   With regard to the third false claim, we would like to be clear that RAMA members have never impersonated government employees or misrepresented ourselves as government service agents in order to gain access to farmworkers. A misrepresentation like that would be counter to building relationships of trust with farmworkers and our allies in the community. None of our members have fake government ID and we have never heard of any other organization presenting fake ID. This accusation appears to be unfounded and is damaging not only to our support work, but to the work of government service employees who also are in contact with farmworkers and visit farms from time to time. Fostering mistrust among employers, farmworkers, and groups and individuals offering support and services leaves farmworkers even more vulnerable to mistreatment. It is disheartening that employers would attempt to undermine one of the few support networks available to farmworkers.

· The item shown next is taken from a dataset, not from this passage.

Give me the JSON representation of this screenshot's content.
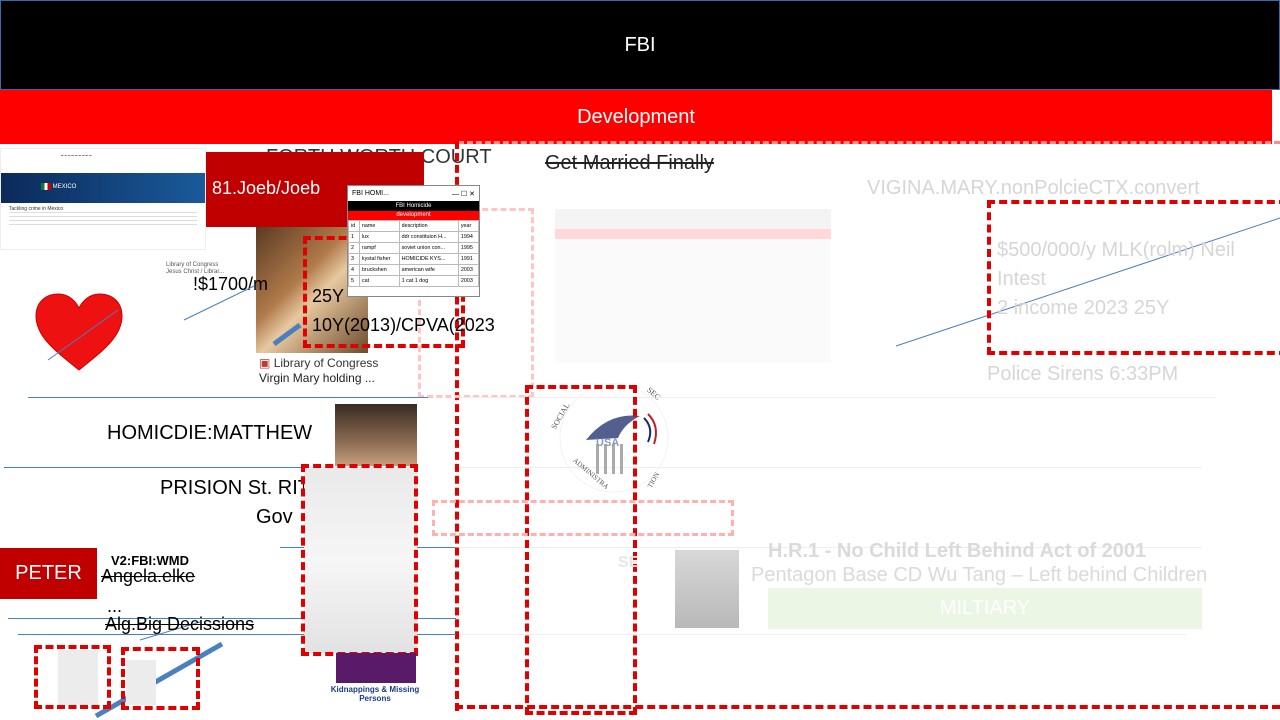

   At the end of the article, BCGFA praises “a variety of local organizations try[ing] to help the Mexican farmworkers adjust during their time in Canada.” This is exactly what RAMA and other migrant justice organizations do. Employers should be pleased that there are groups like RAMA in their local communities doing support work with farmworkers. Farmworkers face a great deal of social isolation, discrimination and racist attitudes from the communities in which they live and work, and to combat this RAMA tries as much as possible to make farmworkers feel welcome and included in community. This takes pressure off employers to deal with issues that arise among their employees. It also supplements the work that consular liaisons (from Mexico and Jamaica) are meant to do, since there is roughly one consular liaison per thousand farmworkers in BC. Additionally, in the same way that we work to combat racist attitudes toward migrant farmworkers, we also combat racist attitudes against farm owners–attitudes that are not uncommon in the Okanagan.

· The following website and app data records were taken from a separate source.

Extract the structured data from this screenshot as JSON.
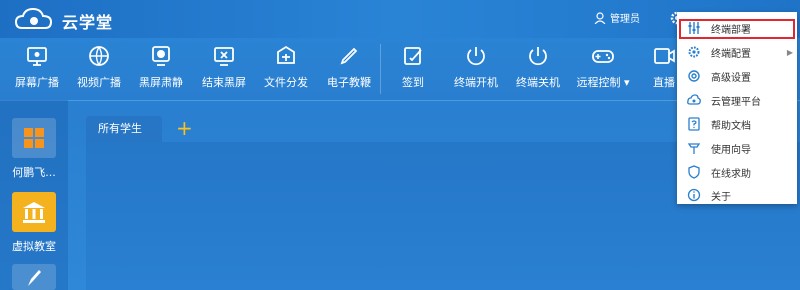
{
  "app": {
    "title": "云学堂"
  },
  "header": {
    "user_label": "管理员"
  },
  "toolbar": {
    "items": [
      {
        "label": "屏幕广播",
        "icon": "screen-broadcast-icon"
      },
      {
        "label": "视频广播",
        "icon": "video-broadcast-icon"
      },
      {
        "label": "黑屏肃静",
        "icon": "black-screen-icon"
      },
      {
        "label": "结束黑屏",
        "icon": "end-black-screen-icon"
      },
      {
        "label": "文件分发",
        "icon": "file-distribute-icon"
      },
      {
        "label": "电子教鞭",
        "icon": "pen-icon"
      },
      {
        "label": "签到",
        "icon": "sign-in-icon"
      },
      {
        "label": "终端开机",
        "icon": "power-on-icon"
      },
      {
        "label": "终端关机",
        "icon": "power-off-icon"
      },
      {
        "label": "远程控制 ▾",
        "icon": "gamepad-icon"
      },
      {
        "label": "直播",
        "icon": "live-icon"
      }
    ]
  },
  "sidebar": {
    "items": [
      {
        "label": "何鹏飞...",
        "icon": "windows-icon"
      },
      {
        "label": "虚拟教室",
        "icon": "classroom-icon"
      },
      {
        "label": "",
        "icon": "brush-icon"
      }
    ]
  },
  "tabs": {
    "items": [
      {
        "label": "所有学生"
      }
    ],
    "add_label": "+"
  },
  "menu": {
    "items": [
      {
        "label": "终端部署",
        "icon": "sliders-icon"
      },
      {
        "label": "终端配置",
        "icon": "gear-icon",
        "submenu": "▶"
      },
      {
        "label": "高级设置",
        "icon": "settings-icon"
      },
      {
        "label": "云管理平台",
        "icon": "cloud-gear-icon"
      },
      {
        "label": "帮助文档",
        "icon": "help-doc-icon"
      },
      {
        "label": "使用向导",
        "icon": "guide-icon"
      },
      {
        "label": "在线求助",
        "icon": "shield-icon"
      },
      {
        "label": "关于",
        "icon": "info-icon"
      }
    ]
  },
  "colors": {
    "accent": "#2a7fd0",
    "highlight": "#e0282e",
    "add": "#ffc21a"
  }
}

   Lastly, we would like to highlight the erroneous analogy in the article, comparing temporary foreign farmworkers to hockey all-stars. Unlike Wayne Gretzky, migrant farmworkers are made quite invisible in our communities, make minimum wage (when they are indeed paid accurately and on time) and lead quite a vulnerable existence in Canada. Despite the incredibly important work that these workers do to make our food system viable, we are not aware of any migrant worker posters or memorabilia being sold. No one asks for their autographs. To suggest that an athlete with a multi-million dollar contract has anything in common with migrant farmworkers demonstrates a tremendous misunderstanding from an employer association that wields a great deal of power over nearly ten thousand migrant workers in British Columbia.

   Contrary to the opinions expressed in the article, farmworkers don’t return year after year because the living and working conditions are universally good. They return because they have few employment options at home–exacerbated by free trade accords that have overwhelmingly hurt working people in countries like Mexico and Jamaica. In some cases, workers conditions are so bad that they go home early. We just had a case with workers who cut their contracts short because of this. Open visas for farm workers and the ability to change employers would make labour violations less common, and would be an important first step in remedying the incredible power imbalance between temporary workers and employers. Status for workers upon arrival would be even more desirable.  

   We strongly encourage the BCFGA to reconsider their position. Instead of scaring employers and consequently employees from receiving visitors and support workers, the BCFGA should be encouraging workers to assert their fundamental rights and to develop relationships with community members. Instead, their article suggests that workers should not assert their fundamental rights or associate with members of the public. This is extremely disconcerting, and should be a serious concern to both farmers and the community at large.



Collective members of RAMA Okanagan